Records provided: Begin

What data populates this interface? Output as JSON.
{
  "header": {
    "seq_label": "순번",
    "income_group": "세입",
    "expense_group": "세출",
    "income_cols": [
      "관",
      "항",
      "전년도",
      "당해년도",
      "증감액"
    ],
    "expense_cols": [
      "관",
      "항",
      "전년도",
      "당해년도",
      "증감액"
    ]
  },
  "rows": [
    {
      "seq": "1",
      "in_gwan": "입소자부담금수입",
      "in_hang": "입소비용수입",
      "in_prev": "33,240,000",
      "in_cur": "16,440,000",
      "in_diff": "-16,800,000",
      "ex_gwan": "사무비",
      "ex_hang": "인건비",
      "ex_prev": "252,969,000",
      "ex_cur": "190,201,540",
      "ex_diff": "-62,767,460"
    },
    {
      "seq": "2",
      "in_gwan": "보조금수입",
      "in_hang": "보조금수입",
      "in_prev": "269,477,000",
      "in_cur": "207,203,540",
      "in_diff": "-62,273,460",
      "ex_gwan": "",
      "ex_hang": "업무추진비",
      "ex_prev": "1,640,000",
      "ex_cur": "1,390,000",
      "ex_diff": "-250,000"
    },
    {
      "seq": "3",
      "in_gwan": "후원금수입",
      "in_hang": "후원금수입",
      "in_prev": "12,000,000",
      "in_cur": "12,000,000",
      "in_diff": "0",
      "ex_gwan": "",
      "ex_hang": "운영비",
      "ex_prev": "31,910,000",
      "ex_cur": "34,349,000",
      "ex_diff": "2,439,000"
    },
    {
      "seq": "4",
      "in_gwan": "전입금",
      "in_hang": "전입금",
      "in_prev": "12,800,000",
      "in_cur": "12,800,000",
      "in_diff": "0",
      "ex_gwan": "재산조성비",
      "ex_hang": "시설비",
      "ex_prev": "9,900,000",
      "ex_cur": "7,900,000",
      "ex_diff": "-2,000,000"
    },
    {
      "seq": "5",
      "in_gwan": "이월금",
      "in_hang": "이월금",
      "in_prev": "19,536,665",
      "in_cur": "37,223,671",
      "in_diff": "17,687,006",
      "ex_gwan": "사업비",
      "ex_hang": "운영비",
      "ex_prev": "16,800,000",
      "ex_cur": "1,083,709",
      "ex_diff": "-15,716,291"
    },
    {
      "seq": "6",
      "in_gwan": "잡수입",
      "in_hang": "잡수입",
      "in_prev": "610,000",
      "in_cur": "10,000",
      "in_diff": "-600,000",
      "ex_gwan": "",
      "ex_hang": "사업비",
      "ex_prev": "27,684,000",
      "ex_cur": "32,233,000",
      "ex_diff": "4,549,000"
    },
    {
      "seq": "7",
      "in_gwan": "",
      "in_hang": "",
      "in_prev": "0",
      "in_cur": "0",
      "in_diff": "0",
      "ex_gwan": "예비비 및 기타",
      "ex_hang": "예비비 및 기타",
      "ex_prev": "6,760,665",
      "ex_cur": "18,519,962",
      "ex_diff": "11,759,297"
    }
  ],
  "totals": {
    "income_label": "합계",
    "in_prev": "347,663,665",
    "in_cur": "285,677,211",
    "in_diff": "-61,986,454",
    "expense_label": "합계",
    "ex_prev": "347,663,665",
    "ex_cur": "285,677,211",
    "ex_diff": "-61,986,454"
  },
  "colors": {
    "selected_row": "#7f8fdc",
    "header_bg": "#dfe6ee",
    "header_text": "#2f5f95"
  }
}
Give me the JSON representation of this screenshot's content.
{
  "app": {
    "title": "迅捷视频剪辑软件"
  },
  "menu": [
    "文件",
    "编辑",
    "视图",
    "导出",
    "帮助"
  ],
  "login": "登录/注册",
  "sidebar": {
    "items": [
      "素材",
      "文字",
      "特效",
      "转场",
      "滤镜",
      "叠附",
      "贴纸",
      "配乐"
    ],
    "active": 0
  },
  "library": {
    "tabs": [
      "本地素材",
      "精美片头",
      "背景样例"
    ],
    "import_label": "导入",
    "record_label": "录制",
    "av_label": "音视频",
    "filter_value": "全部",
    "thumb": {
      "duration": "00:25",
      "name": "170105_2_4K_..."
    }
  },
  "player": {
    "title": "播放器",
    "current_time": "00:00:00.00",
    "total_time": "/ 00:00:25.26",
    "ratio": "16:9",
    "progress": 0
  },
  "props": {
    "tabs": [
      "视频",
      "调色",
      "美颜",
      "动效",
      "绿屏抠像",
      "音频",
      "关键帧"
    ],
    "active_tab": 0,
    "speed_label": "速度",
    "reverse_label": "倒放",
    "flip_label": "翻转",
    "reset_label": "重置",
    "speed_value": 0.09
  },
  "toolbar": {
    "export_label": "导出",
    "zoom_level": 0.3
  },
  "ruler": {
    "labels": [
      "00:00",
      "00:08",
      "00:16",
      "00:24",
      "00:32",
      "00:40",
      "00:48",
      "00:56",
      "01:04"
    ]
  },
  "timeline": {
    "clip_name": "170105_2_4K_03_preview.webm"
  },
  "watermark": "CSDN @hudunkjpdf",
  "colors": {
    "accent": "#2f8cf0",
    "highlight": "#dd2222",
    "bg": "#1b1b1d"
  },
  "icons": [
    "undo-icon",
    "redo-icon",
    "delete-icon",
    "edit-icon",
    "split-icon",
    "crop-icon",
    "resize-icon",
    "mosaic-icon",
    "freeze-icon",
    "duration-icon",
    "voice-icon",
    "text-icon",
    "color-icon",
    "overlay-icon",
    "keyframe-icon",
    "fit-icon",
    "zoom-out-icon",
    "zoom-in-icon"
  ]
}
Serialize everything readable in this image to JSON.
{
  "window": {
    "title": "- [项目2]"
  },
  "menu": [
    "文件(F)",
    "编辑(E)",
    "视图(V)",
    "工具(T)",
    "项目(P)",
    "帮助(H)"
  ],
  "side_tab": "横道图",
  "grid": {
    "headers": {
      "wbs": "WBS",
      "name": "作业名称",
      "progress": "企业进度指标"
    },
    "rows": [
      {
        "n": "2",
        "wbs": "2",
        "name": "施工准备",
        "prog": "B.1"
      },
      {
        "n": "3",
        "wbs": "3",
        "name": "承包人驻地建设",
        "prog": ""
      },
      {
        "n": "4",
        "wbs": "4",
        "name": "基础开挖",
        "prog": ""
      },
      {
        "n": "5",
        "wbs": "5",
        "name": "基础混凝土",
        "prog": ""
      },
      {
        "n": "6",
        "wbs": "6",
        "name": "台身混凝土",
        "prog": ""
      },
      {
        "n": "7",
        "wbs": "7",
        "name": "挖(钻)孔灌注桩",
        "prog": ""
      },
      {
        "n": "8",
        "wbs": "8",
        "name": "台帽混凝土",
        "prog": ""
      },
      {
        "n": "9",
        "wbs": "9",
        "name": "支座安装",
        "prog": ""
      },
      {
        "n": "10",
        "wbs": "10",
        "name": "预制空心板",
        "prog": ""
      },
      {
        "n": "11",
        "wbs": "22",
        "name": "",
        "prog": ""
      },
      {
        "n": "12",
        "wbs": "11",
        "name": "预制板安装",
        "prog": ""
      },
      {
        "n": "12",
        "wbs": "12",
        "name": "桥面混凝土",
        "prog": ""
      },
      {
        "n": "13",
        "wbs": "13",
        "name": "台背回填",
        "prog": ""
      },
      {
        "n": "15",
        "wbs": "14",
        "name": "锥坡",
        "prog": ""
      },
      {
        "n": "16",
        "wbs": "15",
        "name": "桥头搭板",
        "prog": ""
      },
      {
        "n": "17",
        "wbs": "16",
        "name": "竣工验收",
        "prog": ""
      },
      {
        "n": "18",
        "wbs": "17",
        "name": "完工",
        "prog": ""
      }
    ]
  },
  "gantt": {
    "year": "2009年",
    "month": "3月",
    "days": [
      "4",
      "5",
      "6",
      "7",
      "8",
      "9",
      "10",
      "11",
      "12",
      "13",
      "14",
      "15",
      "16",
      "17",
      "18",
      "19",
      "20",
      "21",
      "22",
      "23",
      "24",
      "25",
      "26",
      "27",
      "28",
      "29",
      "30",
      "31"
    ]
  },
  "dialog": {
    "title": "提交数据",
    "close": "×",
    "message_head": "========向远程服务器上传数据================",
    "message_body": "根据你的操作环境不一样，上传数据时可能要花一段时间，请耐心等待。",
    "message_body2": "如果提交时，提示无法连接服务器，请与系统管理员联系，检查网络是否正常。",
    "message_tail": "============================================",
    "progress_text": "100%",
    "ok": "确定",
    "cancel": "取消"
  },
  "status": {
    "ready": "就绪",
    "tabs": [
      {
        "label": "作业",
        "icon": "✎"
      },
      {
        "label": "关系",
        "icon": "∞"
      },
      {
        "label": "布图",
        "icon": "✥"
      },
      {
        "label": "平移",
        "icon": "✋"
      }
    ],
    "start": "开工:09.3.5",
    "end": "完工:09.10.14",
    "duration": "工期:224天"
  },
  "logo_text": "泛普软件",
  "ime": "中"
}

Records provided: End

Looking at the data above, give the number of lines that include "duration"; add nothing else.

3